top of page
Realize more header.png

Heller's Syndrome

Jump to:

Understanding the condition


Heller’s syndrome is often referred to as 'Childhood Disintegration Disorder (CDD)', 'dementia infantalis', 'disintegrative psychosis' or 'social development regression'. It is a comparatively rare syndrome affecting 2 in every 100,000 children. However, Heller’s Syndrome can start anytime up to the age of 10.

A child who has developed Heller’s Syndrome will experience the loss of at least two of the following:

  • Language skills

  • Receptive language skills

  • Social skills & self-care skills

  • Control over bowel and bladder

  • Motor skills

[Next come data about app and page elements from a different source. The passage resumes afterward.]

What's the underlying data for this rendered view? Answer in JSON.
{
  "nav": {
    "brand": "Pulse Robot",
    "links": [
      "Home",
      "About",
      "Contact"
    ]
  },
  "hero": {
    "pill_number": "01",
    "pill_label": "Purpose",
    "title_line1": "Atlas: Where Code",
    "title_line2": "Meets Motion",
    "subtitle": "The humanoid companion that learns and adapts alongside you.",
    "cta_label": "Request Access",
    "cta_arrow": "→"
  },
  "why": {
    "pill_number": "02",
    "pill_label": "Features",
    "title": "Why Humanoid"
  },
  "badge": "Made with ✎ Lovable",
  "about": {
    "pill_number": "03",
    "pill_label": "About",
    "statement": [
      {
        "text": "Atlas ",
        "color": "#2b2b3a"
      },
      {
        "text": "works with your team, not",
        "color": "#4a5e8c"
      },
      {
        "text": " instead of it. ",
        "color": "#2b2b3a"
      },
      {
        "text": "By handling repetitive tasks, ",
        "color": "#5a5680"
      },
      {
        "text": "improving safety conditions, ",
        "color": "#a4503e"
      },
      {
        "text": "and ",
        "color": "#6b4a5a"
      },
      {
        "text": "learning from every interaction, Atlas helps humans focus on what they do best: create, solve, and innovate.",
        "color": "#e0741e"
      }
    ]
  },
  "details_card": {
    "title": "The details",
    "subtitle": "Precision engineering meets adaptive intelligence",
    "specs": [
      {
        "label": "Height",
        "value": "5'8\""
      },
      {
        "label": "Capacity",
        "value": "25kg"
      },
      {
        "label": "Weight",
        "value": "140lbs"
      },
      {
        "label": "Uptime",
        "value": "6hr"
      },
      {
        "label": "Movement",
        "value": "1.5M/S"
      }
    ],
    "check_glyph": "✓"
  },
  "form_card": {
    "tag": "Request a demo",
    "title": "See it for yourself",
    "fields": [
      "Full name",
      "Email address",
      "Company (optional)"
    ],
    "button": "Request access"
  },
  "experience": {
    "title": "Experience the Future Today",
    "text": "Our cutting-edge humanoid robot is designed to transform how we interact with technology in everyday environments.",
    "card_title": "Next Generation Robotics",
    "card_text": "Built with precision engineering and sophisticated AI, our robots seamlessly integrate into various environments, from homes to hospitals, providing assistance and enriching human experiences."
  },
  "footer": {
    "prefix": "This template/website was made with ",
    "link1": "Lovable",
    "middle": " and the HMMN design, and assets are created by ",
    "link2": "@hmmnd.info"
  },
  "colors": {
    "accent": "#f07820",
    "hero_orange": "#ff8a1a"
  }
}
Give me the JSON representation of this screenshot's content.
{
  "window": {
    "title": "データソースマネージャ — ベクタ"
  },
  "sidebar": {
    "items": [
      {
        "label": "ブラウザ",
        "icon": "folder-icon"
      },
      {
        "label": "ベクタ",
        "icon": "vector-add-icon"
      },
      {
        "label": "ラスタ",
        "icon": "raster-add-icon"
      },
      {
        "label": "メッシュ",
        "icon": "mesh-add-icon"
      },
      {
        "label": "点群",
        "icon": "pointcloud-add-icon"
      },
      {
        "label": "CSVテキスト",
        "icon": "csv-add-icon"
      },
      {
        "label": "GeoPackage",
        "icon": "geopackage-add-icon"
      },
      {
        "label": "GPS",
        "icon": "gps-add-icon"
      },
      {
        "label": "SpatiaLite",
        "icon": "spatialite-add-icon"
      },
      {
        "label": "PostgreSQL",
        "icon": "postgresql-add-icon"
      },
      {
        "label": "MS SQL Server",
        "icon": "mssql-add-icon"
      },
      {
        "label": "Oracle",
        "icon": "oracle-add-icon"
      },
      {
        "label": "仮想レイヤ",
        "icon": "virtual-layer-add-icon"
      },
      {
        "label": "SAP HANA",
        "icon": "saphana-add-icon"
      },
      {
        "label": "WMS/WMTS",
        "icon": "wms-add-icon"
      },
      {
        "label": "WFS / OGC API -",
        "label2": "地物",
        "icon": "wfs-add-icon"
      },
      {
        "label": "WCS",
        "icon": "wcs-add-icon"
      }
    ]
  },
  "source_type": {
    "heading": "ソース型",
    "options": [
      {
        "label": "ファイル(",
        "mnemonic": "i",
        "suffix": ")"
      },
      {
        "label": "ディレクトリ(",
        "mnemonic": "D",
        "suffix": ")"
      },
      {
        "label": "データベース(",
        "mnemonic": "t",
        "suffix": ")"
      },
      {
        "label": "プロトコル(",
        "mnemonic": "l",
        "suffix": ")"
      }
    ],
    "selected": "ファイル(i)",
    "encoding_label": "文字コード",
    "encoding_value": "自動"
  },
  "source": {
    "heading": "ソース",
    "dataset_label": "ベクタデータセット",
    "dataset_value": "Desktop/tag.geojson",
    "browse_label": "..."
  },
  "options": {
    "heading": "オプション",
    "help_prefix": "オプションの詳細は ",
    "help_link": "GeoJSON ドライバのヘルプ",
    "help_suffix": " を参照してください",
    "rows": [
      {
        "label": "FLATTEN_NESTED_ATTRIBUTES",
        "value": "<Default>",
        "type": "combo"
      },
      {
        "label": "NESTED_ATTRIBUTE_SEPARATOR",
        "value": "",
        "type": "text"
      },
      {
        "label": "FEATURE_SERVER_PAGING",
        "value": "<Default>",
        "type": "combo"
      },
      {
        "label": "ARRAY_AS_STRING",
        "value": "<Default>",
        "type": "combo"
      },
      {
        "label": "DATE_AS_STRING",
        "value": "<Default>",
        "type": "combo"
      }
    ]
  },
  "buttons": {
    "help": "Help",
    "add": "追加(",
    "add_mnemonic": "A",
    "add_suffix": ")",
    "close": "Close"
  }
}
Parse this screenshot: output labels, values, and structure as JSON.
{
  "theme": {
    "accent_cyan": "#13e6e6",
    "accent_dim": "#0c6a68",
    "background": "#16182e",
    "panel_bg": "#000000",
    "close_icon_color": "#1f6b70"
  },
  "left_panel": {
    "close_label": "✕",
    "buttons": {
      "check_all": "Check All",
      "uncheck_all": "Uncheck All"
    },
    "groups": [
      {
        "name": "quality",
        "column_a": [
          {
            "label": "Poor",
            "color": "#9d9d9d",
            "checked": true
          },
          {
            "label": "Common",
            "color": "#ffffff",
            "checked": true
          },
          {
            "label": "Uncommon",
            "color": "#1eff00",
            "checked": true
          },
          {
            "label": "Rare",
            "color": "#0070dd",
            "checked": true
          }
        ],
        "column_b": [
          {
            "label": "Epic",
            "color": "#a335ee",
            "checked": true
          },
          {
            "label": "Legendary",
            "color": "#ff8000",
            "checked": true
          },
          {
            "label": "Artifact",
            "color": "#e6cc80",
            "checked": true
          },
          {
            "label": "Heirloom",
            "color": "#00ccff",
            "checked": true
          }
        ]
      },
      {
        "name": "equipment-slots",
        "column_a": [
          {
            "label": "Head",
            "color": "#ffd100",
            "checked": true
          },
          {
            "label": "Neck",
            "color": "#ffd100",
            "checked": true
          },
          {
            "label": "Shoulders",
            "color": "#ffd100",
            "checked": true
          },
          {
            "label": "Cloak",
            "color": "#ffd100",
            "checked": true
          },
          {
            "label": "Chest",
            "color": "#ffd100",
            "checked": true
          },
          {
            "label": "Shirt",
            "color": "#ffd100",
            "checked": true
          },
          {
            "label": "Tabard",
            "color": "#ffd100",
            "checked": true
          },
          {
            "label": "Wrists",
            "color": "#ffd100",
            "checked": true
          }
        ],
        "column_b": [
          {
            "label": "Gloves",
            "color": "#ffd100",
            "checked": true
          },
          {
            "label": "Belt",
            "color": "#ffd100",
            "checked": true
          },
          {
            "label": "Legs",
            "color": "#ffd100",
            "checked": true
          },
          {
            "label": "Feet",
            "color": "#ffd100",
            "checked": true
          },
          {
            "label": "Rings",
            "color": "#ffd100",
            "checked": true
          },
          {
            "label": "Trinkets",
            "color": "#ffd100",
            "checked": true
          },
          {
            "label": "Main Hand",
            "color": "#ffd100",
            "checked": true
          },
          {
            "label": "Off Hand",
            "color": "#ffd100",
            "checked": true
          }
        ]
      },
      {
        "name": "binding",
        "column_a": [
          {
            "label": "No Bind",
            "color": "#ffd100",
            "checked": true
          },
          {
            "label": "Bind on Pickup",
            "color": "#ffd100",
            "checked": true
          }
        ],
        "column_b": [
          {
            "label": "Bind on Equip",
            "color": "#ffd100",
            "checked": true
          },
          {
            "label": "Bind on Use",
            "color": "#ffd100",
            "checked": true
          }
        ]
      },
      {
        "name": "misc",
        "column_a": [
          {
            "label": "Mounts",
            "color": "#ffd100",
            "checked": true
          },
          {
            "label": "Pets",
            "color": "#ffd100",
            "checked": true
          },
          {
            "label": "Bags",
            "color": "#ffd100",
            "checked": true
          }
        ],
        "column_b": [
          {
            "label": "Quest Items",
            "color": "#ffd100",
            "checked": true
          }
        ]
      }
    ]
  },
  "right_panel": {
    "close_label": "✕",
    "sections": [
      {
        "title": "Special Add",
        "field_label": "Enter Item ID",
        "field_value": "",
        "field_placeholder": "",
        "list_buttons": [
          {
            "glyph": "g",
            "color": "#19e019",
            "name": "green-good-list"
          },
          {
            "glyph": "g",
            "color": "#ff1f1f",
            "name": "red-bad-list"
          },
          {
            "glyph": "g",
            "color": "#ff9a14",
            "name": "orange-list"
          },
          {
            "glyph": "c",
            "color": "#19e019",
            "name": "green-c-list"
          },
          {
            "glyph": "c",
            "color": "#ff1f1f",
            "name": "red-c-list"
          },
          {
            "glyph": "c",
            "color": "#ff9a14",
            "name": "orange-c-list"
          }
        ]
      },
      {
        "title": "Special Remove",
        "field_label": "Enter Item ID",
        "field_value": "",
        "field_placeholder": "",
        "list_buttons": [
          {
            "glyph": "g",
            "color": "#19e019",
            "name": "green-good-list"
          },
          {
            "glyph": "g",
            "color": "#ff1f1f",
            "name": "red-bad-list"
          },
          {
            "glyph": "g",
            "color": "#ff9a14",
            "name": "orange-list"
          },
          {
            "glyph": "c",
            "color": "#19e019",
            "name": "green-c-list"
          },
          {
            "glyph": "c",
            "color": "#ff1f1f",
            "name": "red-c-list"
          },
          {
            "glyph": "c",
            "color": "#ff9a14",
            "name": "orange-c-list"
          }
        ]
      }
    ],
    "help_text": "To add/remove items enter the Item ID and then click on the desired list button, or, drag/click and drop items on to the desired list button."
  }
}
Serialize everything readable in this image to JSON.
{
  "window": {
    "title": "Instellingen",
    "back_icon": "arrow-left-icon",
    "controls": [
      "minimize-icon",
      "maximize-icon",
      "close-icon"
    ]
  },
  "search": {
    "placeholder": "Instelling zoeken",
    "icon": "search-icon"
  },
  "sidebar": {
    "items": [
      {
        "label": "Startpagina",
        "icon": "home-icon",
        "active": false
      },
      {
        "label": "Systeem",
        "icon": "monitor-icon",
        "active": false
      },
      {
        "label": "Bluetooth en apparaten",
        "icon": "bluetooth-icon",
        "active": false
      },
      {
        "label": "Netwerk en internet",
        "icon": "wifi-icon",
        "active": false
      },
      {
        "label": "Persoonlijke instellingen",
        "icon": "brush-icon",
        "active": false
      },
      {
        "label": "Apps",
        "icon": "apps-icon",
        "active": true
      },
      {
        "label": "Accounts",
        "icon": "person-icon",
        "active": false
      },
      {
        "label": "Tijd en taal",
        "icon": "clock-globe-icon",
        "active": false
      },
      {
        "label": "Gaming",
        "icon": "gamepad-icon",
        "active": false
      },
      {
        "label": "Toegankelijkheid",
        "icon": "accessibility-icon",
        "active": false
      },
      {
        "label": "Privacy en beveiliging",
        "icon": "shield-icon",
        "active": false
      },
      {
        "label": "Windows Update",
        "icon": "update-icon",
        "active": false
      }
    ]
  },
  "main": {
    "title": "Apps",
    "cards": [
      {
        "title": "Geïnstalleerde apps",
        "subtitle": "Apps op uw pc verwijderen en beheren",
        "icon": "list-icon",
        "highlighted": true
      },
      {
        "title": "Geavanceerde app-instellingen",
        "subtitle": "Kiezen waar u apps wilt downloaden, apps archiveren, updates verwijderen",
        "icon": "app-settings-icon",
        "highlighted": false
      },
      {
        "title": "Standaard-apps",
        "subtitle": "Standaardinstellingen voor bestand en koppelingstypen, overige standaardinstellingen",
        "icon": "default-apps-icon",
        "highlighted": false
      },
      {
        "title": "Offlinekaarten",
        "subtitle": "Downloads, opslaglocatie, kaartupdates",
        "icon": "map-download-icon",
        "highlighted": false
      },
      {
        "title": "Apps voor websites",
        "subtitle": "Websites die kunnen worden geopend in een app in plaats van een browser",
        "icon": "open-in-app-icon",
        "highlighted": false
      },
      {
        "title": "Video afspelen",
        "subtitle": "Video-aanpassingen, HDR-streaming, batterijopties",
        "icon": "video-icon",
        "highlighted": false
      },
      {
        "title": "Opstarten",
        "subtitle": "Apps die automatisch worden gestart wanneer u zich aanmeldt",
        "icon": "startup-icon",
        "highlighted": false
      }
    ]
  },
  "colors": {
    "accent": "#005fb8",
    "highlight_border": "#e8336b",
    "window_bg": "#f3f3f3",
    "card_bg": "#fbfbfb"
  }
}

The loss may be gradual but is usually over a 6-9-month period. A child who is developing Heller’s Syndrome may at first show changes in behaviour, such as anxiety, unprovoked anger, or agitation. Behavioural changes are usually followed by loss of communication, social, and motor skills. A child may start to withdraw into themselves, rejecting social interaction with both adults and other children. Some children may stop speaking or revert to single words. They often lose bowel or bladder control. They may perform repetitious activities and often have trouble moving from one activity to the next.

Associated conditions


A child who develops Heller’s Syndrome may also experience difficulties in one or more of the following:

  • Social interaction

  • Communication

  • Repetitive behaviour and interest patterns

Challenges faced by students

  • Persistent difficulties with social communication and social interaction

  • Restricted and repetitive patterns of behaviours, activities or interests

bottom of page